The Untimely Demise of The New Favourite Toy
Hannah held and admired her new toys as we walked back to the train. She held them tightly on the train. She examined them carefully and felt their textures. Any attempt to remove the toys from Hannah’s grasp was met with a cry, the meaning of which was obvious.
And so it was that Hannah still had her precious balloon in her grasp as we wheeled her down the road in her stroller, back in the centre of Kyoto. Hannah held her balloon sword tightly and she refused to let go.
That was, until she let go.
At an intersection.
While cars were driving through.
The scream from Hannah was blood-curdling. In the blink of an eye, her precious toy had escaped her grasp and flown straight out onto the busy intersection. Emma’s first reaction was to try and grab it, but fortunately common sense quickly kicked in and she remained on the footpath. The balloon was precious, but not worth getting run over for.
The three of us watched. As did half of Kyoto’s native population, who also happened to be crossing at that moment. Hannah’s scream had drawn everyone’s attention to the situation and it seemed as if a collective breath was drawn and held as every set of eyes lasered in on the toy.
I could feel the crowd willing the balloon to survive. As it somehow reached halfway across the busy intersection, a tiny spark of hope entered my mind. Maybe the balloon would miraculously survive…
The balloon disappeared behind a bus. Hannah let out another desperate cry, but a loud BANG told the awful story. The new favourite toy was gone.
The lights changed and we began to cross the road. Hannah desperately looked around for her lost balloon – she didn’t understand what had happened. Meanwhile, I held a quick debate in my head about whether I should try and retrieve the pieces of the shattered balloon. I decided against it. I didn’t want to cause the already confused toddler any more distress, and they were now well beyond the safety of the pedestrian crossing.
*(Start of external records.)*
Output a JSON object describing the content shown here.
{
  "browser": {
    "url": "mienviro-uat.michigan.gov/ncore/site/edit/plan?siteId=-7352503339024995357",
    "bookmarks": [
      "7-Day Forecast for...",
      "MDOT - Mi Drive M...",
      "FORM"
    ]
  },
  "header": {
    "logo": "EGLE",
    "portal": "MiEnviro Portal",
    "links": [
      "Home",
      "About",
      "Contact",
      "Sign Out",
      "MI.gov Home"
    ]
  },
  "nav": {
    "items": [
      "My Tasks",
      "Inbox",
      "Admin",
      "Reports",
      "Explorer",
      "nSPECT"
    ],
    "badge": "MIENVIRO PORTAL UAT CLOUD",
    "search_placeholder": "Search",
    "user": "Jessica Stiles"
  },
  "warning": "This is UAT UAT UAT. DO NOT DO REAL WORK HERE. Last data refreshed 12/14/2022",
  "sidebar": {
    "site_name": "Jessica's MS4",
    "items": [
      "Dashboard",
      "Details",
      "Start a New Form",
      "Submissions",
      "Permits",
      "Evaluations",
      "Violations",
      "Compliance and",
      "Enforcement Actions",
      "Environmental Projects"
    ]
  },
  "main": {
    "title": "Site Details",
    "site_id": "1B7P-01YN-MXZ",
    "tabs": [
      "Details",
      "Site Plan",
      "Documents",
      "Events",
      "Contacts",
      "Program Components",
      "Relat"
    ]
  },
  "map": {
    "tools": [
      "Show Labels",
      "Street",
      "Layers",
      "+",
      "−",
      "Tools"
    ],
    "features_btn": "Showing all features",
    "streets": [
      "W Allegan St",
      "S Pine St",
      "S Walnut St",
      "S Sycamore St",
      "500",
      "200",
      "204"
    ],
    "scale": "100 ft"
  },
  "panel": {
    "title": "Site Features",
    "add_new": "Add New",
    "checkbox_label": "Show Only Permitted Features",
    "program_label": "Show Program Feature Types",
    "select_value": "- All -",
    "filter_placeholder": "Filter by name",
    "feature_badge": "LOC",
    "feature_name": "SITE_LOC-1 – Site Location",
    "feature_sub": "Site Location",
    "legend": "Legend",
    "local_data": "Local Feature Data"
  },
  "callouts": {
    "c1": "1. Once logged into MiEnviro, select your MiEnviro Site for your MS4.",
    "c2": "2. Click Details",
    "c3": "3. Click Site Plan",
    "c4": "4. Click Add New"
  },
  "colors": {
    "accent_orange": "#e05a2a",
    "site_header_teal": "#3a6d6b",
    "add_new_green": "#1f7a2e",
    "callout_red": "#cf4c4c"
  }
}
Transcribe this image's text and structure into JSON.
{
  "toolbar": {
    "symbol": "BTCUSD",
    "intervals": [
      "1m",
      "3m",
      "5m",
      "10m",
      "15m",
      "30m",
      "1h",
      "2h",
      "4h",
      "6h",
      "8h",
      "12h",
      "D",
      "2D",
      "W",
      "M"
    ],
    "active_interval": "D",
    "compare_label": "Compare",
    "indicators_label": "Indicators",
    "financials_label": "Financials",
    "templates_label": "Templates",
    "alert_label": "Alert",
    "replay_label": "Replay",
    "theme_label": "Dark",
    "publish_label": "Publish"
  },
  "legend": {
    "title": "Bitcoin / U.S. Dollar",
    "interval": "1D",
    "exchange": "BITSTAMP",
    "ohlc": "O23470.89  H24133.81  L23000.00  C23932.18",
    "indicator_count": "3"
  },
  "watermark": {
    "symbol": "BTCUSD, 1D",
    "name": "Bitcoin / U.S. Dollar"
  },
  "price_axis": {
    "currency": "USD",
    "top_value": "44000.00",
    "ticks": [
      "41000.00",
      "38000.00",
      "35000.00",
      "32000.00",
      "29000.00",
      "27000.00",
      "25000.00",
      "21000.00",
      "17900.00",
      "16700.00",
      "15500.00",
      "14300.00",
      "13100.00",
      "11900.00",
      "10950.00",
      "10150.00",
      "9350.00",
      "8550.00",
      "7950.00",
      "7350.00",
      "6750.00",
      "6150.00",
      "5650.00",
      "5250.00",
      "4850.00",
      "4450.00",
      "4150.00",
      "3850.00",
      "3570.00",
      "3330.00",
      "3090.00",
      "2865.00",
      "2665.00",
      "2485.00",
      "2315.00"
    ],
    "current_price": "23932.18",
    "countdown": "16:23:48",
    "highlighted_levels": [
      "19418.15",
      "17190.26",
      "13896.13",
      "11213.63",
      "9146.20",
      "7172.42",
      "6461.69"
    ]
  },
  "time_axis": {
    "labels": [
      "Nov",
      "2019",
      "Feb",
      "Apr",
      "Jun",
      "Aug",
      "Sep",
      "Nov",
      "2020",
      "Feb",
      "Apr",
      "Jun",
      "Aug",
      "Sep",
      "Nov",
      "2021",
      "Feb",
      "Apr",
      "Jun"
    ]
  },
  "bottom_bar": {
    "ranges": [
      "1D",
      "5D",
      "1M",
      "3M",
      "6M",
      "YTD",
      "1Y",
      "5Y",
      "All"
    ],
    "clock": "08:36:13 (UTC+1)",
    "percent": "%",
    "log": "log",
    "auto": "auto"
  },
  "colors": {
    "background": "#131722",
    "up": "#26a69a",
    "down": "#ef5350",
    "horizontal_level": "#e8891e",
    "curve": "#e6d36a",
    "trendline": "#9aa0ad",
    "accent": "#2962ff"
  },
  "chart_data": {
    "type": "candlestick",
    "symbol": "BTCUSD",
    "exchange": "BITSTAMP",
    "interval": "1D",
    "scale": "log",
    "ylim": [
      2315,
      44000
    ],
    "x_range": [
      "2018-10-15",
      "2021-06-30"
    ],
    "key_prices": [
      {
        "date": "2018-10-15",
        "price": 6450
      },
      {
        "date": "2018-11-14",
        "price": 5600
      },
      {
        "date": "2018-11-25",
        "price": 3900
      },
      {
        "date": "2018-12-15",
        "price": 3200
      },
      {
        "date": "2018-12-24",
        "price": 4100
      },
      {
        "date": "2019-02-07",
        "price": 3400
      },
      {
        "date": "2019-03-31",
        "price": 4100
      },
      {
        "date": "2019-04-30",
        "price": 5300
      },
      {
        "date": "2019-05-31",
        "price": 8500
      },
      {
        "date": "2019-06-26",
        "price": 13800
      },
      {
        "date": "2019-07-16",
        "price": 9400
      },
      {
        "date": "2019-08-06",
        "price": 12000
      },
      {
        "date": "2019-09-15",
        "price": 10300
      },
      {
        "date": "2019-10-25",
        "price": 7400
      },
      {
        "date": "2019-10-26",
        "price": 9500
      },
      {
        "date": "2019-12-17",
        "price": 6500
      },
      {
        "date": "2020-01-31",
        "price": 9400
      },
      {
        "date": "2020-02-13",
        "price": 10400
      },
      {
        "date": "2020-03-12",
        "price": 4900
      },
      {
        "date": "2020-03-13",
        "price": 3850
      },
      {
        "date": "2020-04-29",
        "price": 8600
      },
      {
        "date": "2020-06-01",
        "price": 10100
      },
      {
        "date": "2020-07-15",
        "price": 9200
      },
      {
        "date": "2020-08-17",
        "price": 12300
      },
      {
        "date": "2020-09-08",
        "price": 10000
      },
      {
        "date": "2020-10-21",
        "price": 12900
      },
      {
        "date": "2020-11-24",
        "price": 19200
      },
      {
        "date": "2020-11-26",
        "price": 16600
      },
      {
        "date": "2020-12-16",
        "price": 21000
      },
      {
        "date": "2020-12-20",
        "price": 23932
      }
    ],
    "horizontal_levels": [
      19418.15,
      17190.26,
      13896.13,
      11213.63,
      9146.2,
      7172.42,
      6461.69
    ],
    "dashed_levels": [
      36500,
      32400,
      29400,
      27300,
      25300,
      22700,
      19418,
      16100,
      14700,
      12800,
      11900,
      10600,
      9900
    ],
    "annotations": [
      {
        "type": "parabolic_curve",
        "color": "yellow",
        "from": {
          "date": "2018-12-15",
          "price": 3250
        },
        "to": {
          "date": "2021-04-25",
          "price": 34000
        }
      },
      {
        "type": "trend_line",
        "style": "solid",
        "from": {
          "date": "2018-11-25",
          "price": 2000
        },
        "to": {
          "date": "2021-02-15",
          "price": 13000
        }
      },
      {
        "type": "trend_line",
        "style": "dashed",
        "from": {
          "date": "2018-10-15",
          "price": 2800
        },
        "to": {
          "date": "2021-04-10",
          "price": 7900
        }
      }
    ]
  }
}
The last thing I wanted to do was try to explain to a Japanese police officer why I was in the middle of a busy intersection.
Hannah was sad, but her finger puppet quickly helped her to move on from the balloon. For the rest of the trip, we made sure that we didn’t lose it.